“The workshop is meant to help people to be able to do something,” she said. “Their constituents want to start finding a national solution.”

These methods include calling local, state and federal representatives, whose contact information is public record, as well as writing letters to the editor in local newspapers.

For a topic that is often deeply political in nature, Bratvold said this was not always the case.

“I think it has become political,” she said. “Nothing is achieved by people being upset and talking past each other.”

She said when people rant and argue on social media, nothing is achieved.

“You do not get a sense of the average person,” she said.

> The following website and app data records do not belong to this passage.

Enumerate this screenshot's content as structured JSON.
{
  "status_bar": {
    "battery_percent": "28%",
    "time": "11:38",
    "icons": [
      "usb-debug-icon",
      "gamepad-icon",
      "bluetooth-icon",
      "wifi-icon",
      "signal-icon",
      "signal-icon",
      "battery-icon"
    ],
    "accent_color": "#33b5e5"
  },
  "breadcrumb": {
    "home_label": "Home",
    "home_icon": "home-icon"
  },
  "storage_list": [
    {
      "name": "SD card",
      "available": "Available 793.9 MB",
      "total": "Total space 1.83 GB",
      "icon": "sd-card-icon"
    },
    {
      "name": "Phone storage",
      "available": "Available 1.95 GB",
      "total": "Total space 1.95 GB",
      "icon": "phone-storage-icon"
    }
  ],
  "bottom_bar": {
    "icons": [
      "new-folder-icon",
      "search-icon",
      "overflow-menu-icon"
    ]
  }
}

The conference, which will take place at ETSU’s Roger Stout Hall Saturday, Sept. 14, from 10 a.m. to 1:30 p.m., will also include strategies and information surrounding House Bill 763, otherwise known as the Energy Innovation and Carbon Dividend Act.

“I look at the scale of climate change, and as an individual, I have no power,” she said. “We have to work together.”

Bratvold said the conference will be revenue-neutral and non-partisan in scope.

However, she said the conference will not focus on the statistics and research surrounding climate change, as that is not its focus.

“This is not for people still trying to decide if it is real or not,” she said.

Regardless, she said events like this work to empower people to reach out to those who can make a difference in their communities.

“It offers hope,” Bratvold said.